Cord-Cutting Is Part of the Problem, Baseball Commissioner Says

Cord-Cutting Is Part of the Problem, Baseball Commissioner Says

Regional television deals are a major part of the revenue picture for baseball and other team sports.  

There have been various reports in recent months that the future of the regional sports network business model is in question, and also that Sinclair Broadcast Group, which owns a majority interest in the Bally Sports family of RSNs, is struggling.  

Sports Business Journal, this week, reported that “top executives from leagues and media companies share a common belief that the Sinclair subsidiary Diamond Sports Group, which owns twenty-one Bally Sports-branded RSNs, could be headed into bankruptcy.”  

Sinclair, meanwhile, has been talking about launching a direct-to-consumer product, which would allow users to access the channels without a traditional pay-TV subscription. But now, that plan has been questioned by no less than the leader of one of the major sports leagues.  

Rob Manfred, the commissioner of Major League Baseball, appeared this week at a conference called the CAA World Congress of Sports, where he sounded off on Sinclair’s plans, as reported by Sports Business Journal, whose reporter, John Ourand, interviewed Manfred at the event.  

Manfred said that if regional broadcasting partners were to launch a direct-to-consumer product, MLB would want to “own and control” that product.  

“An ownership ‘stake’ probably understates it,” Manfred said, per SBJ. “We believe those digital rights are crucial and we want to own and control the platform on which they’re delivered, we may have partners in that process.

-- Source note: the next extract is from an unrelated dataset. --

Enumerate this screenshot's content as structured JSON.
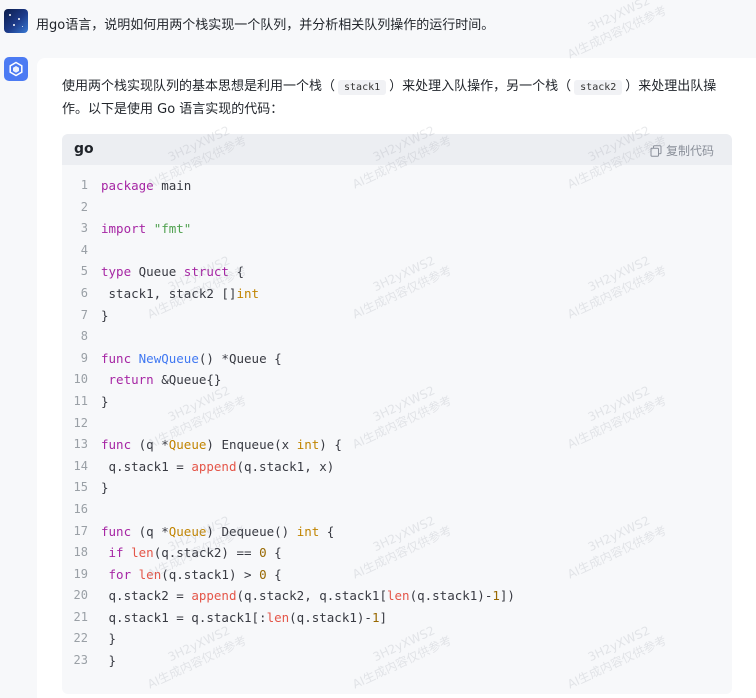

But this idea that late in the discussions we somehow demanded an equity stake (from Sinclair), that’s just not accurate.” 

The commissioner also cited ongoing cord-cutting as part of the problem.  

“Fewer subs, it makes the business more difficult. I think that the negativity surrounding the RSNs has been increased exponentially as a result of the situation with the Sinclair (Broadcasting) subsidiary Diamond,” Manfred said. “Part of their problem is cord-cutting . . . There are RSNs out there that they're not thriving or growing, but they're going to survive. Look, look, there are RSNs, YES and NESN that have businesses that remain profitable, they're affected by cord-cutting. But the fact of the matter is I think the negativity has been increased by the Diamond situation.” 

Additionally, the commissioner discussed the importance of gambling to the overall picture.  

“The other set of rights they’ve talked a lot about is gambling rights, they don’t have those either,” Manfred said. “We have been clear with Diamond from the very beginning, this was not a late starting issue. We’ve been very clear with them from the beginning that we see both those sets of rights as extraordinarily valuable to baseball, and we’re not just going to throw them in to help Sinclair out.” 

Sinclair acquired what used to be called the Fox Sports family of regional networks after they were divested following Disney’s acquisition of 21st Century Fox. Regional television deals are a major part of the revenue picture for baseball and other team sports.  

Stephen Silver, a technology writer for The National Interest, is a journalist, essayist and film critic, who is also a contributor to The Philadelphia Inquirer, Philly Voice, Philadelphia Weekly, the Jewish Telegraphic Agency, Living Life Fearless, Backstage magazine, Broad Street Review and Splice Today. The co-founder of the Philadelphia Film Critics Circle, Stephen lives in suburban Philadelphia with his wife and two sons. Follow him on Twitter at @StephenSilver. 

Image: Reuters